=== SUPPLIED INFORMATION ===

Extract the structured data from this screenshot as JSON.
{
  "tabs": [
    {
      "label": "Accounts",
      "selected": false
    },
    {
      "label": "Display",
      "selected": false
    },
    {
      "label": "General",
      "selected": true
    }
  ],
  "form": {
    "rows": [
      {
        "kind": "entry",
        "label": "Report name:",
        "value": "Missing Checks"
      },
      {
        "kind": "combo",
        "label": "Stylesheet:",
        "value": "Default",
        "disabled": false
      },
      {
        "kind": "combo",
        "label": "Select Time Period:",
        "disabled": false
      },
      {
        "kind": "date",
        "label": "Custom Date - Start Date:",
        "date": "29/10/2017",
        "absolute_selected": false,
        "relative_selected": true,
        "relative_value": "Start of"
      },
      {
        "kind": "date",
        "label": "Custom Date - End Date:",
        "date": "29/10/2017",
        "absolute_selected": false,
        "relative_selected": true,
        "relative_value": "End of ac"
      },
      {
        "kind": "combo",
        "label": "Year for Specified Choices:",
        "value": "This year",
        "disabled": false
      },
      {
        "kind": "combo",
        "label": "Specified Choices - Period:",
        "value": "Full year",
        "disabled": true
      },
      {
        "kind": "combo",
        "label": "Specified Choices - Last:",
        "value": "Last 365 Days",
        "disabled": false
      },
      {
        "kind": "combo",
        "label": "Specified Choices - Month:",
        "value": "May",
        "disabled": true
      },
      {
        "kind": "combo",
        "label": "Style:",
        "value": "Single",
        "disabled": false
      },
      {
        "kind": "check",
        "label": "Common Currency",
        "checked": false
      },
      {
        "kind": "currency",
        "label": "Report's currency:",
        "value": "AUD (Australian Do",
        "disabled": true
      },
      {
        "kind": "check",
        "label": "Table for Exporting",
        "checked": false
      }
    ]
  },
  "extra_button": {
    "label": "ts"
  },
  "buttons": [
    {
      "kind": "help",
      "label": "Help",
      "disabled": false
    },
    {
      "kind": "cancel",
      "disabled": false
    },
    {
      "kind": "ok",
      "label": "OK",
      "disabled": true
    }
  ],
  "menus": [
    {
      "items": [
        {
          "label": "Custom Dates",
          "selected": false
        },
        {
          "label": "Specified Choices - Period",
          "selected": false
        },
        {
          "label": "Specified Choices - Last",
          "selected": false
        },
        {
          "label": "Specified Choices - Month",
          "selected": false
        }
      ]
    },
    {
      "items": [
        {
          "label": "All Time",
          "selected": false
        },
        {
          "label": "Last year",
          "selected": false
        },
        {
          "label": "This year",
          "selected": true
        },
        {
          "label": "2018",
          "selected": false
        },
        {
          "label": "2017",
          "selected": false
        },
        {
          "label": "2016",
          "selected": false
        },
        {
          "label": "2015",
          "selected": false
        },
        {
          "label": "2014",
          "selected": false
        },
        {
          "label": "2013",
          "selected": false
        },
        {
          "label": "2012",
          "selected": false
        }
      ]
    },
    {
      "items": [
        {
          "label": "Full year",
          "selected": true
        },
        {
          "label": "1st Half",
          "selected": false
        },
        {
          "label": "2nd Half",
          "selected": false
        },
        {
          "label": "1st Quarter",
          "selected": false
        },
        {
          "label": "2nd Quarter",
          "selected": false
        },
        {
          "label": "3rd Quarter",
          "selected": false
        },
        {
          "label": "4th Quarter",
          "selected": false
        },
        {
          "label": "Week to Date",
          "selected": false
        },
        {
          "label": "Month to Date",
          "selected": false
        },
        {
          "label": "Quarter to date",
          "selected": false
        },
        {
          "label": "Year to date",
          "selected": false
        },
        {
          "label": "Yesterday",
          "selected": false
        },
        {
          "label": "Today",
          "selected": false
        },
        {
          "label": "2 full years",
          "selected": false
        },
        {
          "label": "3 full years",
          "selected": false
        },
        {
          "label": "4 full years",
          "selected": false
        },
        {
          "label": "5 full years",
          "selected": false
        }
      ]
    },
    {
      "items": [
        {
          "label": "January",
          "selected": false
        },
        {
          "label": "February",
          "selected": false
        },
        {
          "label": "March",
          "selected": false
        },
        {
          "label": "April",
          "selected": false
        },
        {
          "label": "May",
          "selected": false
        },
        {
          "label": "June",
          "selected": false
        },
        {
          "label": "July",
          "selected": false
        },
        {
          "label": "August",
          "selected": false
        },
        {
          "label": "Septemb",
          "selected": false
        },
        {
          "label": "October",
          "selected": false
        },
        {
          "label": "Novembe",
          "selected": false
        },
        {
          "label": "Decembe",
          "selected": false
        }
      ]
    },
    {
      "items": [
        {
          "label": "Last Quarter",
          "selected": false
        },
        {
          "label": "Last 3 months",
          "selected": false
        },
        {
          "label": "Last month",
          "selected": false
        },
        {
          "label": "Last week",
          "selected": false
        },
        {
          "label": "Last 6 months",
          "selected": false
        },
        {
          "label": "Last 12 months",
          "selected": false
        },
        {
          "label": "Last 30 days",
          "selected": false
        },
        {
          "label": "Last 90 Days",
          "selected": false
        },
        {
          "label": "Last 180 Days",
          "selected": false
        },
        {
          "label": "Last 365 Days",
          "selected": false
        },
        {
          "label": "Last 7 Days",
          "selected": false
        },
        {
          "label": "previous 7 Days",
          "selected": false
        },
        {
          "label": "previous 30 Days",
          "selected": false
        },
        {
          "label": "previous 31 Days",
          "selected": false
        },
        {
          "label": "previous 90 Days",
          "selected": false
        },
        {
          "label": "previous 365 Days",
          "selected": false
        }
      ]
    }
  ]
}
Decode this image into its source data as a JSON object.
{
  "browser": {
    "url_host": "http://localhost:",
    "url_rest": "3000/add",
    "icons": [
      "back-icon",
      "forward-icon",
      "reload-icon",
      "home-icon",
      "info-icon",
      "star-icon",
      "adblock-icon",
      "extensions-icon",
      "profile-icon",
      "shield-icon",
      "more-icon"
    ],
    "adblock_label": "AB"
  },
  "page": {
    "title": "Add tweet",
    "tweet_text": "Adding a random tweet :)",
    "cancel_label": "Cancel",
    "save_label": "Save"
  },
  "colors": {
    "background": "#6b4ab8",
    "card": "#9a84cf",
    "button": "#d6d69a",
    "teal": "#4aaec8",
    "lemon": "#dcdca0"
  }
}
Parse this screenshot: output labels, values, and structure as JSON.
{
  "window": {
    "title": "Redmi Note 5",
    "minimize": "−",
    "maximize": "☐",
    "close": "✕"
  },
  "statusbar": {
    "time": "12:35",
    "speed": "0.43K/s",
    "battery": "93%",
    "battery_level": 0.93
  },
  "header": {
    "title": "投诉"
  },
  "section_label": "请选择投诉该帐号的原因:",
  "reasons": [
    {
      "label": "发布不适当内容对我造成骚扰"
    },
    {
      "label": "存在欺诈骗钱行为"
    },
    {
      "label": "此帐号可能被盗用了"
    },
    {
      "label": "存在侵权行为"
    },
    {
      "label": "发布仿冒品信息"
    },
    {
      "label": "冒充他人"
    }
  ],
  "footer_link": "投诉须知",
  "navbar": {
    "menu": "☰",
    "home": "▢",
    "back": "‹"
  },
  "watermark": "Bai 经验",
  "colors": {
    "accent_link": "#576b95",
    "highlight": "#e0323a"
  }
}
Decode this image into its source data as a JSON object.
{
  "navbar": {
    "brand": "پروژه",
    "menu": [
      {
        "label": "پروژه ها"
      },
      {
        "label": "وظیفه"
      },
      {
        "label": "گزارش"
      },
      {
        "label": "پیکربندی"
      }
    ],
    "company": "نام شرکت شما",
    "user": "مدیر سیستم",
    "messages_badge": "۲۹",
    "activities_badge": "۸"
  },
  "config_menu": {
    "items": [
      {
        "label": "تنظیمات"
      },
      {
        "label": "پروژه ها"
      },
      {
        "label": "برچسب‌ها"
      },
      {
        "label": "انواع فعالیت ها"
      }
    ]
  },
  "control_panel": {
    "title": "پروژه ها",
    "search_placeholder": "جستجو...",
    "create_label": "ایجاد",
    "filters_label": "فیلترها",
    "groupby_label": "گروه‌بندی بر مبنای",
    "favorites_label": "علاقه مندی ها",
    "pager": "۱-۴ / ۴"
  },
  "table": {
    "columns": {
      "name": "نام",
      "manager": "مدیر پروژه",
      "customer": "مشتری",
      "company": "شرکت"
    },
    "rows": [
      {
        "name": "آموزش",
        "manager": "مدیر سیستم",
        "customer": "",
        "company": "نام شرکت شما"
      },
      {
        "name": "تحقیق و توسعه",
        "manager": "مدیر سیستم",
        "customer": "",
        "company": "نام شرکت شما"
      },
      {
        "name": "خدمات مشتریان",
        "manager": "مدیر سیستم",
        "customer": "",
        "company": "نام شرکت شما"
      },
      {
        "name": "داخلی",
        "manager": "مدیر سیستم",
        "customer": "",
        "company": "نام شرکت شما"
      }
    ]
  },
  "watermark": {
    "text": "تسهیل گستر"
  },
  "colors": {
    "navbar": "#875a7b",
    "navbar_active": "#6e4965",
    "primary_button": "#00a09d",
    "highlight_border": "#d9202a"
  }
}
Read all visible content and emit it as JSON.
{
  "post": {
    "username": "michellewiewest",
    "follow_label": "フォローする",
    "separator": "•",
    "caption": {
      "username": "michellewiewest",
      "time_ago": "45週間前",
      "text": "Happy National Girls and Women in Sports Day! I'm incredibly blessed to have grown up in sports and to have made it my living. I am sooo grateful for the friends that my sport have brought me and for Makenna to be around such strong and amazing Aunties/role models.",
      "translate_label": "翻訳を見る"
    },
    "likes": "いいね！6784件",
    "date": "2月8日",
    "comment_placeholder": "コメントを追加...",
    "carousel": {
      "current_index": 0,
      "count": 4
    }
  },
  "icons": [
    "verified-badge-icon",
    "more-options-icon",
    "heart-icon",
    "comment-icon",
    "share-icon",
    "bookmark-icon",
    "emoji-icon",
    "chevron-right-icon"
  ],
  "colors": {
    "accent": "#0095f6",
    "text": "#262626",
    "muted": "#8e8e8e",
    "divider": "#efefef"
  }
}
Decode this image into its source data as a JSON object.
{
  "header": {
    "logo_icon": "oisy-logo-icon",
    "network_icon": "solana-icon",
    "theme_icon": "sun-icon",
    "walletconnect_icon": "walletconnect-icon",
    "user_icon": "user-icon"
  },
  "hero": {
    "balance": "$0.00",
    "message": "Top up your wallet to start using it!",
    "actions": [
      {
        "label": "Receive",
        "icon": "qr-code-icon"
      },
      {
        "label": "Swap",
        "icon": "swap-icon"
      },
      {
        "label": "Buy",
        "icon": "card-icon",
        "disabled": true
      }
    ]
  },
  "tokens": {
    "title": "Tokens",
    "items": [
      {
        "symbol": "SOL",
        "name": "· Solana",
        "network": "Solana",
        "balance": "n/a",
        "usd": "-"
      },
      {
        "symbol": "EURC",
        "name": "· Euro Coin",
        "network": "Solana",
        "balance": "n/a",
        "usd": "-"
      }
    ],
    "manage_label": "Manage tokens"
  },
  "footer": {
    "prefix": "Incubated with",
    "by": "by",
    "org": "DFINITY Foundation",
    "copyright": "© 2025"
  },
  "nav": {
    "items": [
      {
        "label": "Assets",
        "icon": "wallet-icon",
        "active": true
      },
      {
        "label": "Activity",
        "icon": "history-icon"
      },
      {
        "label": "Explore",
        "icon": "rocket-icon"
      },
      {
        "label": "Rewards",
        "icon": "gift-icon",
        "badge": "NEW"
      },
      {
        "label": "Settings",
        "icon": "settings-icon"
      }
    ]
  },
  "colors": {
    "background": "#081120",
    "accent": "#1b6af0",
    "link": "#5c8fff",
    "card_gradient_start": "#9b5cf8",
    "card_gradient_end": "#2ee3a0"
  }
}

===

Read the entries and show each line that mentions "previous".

# [RESPONSE TO THIS EXERCISE]
          "label": "previous 7 Days",
          "label": "previous 30 Days",
          "label": "previous 31 Days",
          "label": "previous 90 Days",
          "label": "previous 365 Days",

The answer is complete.